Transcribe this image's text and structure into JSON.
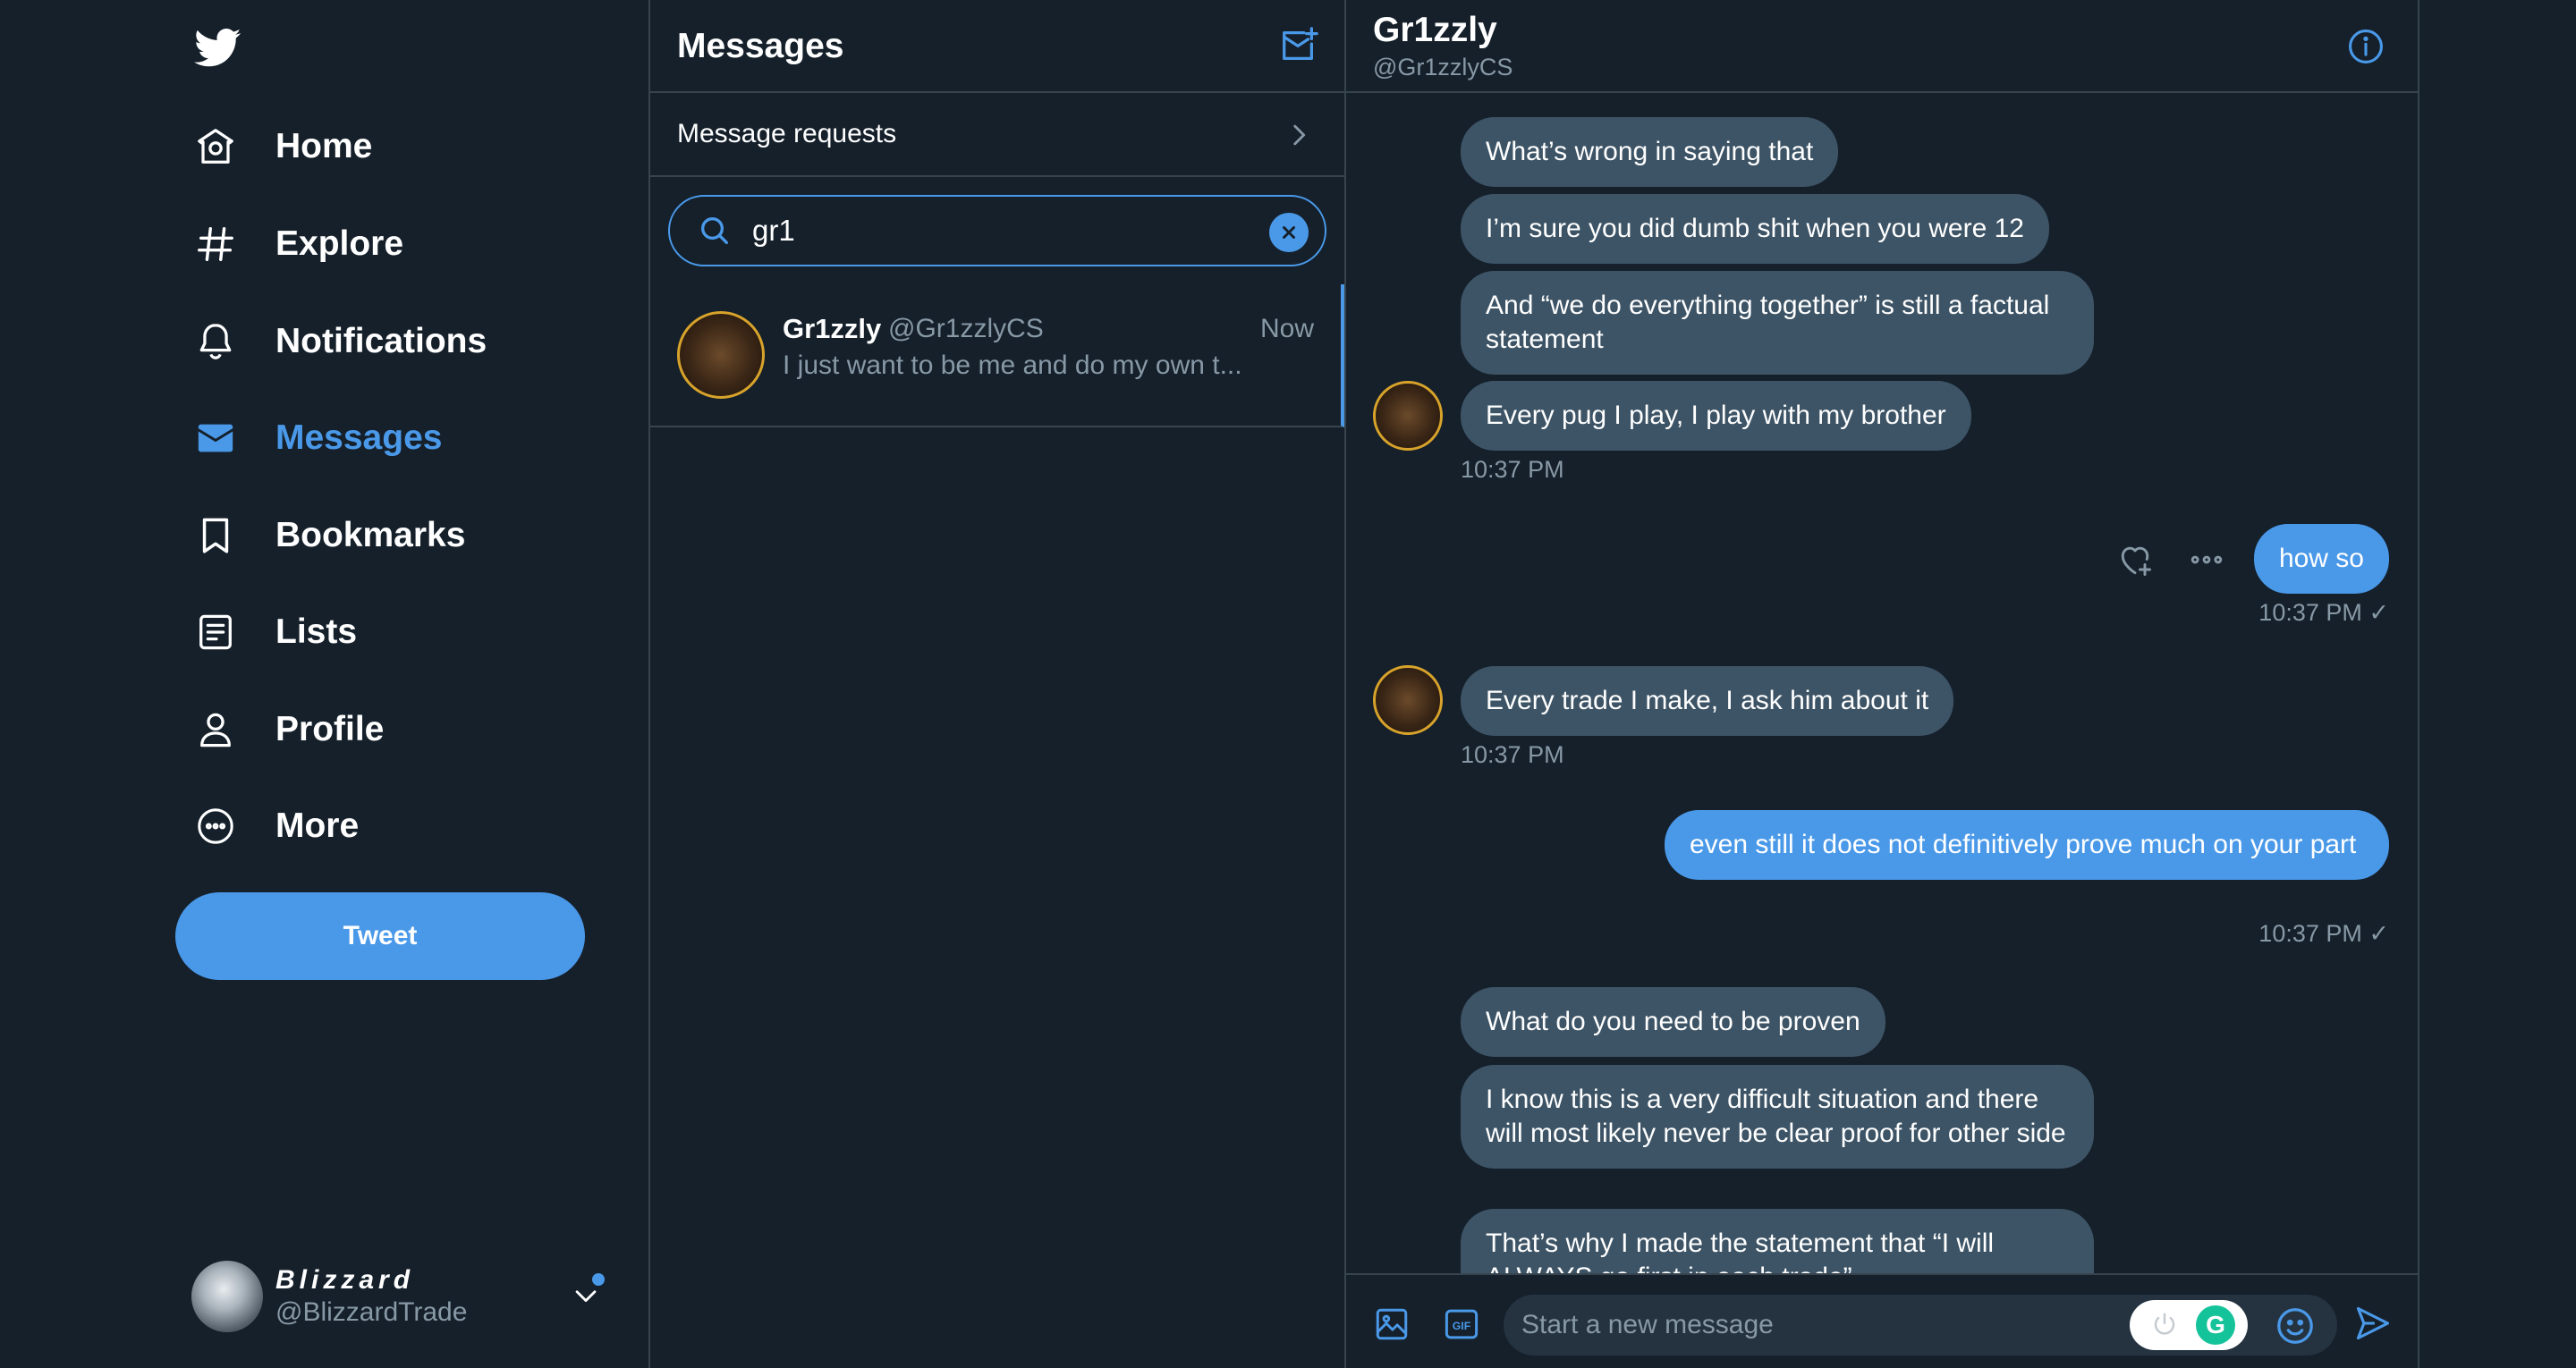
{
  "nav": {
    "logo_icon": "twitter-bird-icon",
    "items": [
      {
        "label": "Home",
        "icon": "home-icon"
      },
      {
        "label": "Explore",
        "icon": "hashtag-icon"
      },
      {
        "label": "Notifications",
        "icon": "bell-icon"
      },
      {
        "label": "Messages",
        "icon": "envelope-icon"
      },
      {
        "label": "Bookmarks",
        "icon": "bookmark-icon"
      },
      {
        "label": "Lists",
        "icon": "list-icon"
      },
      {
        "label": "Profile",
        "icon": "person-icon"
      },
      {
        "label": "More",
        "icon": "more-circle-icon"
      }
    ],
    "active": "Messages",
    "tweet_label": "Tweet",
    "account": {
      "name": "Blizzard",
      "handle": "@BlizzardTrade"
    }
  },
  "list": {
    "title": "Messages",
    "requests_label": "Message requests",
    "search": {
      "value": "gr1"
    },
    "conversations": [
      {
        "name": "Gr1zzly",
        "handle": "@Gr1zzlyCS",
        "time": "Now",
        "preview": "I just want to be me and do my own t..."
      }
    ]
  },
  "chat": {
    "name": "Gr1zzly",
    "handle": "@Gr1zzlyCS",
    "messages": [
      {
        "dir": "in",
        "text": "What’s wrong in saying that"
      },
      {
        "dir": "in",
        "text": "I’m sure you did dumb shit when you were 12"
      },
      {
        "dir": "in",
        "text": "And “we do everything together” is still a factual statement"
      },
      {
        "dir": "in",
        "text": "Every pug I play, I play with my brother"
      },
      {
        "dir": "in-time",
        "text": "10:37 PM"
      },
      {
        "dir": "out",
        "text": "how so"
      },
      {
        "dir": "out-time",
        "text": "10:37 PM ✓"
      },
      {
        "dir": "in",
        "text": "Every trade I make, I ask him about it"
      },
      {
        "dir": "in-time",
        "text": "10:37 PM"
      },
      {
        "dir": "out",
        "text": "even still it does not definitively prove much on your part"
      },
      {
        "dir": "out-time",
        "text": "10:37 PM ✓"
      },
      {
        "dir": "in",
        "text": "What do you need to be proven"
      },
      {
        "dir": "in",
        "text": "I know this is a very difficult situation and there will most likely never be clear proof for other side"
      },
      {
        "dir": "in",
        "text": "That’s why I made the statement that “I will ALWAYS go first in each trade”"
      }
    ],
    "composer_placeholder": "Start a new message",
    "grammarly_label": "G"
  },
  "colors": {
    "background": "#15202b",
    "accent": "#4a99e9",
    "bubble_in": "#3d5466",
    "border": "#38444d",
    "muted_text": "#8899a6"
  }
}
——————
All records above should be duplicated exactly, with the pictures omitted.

Transcribe this image's text and structure into JSON.
{
  "nav": {
    "logo_icon": "twitter-bird-icon",
    "items": [
      {
        "label": "Home",
        "icon": "home-icon"
      },
      {
        "label": "Explore",
        "icon": "hashtag-icon"
      },
      {
        "label": "Notifications",
        "icon": "bell-icon"
      },
      {
        "label": "Messages",
        "icon": "envelope-icon"
      },
      {
        "label": "Bookmarks",
        "icon": "bookmark-icon"
      },
      {
        "label": "Lists",
        "icon": "list-icon"
      },
      {
        "label": "Profile",
        "icon": "person-icon"
      },
      {
        "label": "More",
        "icon": "more-circle-icon"
      }
    ],
    "active": "Messages",
    "tweet_label": "Tweet",
    "account": {
      "name": "Blizzard",
      "handle": "@BlizzardTrade"
    }
  },
  "list": {
    "title": "Messages",
    "requests_label": "Message requests",
    "search": {
      "value": "gr1"
    },
    "conversations": [
      {
        "name": "Gr1zzly",
        "handle": "@Gr1zzlyCS",
        "time": "Now",
        "preview": "I just want to be me and do my own t..."
      }
    ]
  },
  "chat": {
    "name": "Gr1zzly",
    "handle": "@Gr1zzlyCS",
    "messages": [
      {
        "dir": "in",
        "text": "What’s wrong in saying that"
      },
      {
        "dir": "in",
        "text": "I’m sure you did dumb shit when you were 12"
      },
      {
        "dir": "in",
        "text": "And “we do everything together” is still a factual statement"
      },
      {
        "dir": "in",
        "text": "Every pug I play, I play with my brother"
      },
      {
        "dir": "in-time",
        "text": "10:37 PM"
      },
      {
        "dir": "out",
        "text": "how so"
      },
      {
        "dir": "out-time",
        "text": "10:37 PM ✓"
      },
      {
        "dir": "in",
        "text": "Every trade I make, I ask him about it"
      },
      {
        "dir": "in-time",
        "text": "10:37 PM"
      },
      {
        "dir": "out",
        "text": "even still it does not definitively prove much on your part"
      },
      {
        "dir": "out-time",
        "text": "10:37 PM ✓"
      },
      {
        "dir": "in",
        "text": "What do you need to be proven"
      },
      {
        "dir": "in",
        "text": "I know this is a very difficult situation and there will most likely never be clear proof for other side"
      },
      {
        "dir": "in",
        "text": "That’s why I made the statement that “I will ALWAYS go first in each trade”"
      }
    ],
    "composer_placeholder": "Start a new message",
    "grammarly_label": "G"
  },
  "colors": {
    "background": "#15202b",
    "accent": "#4a99e9",
    "bubble_in": "#3d5466",
    "border": "#38444d",
    "muted_text": "#8899a6"
  }
}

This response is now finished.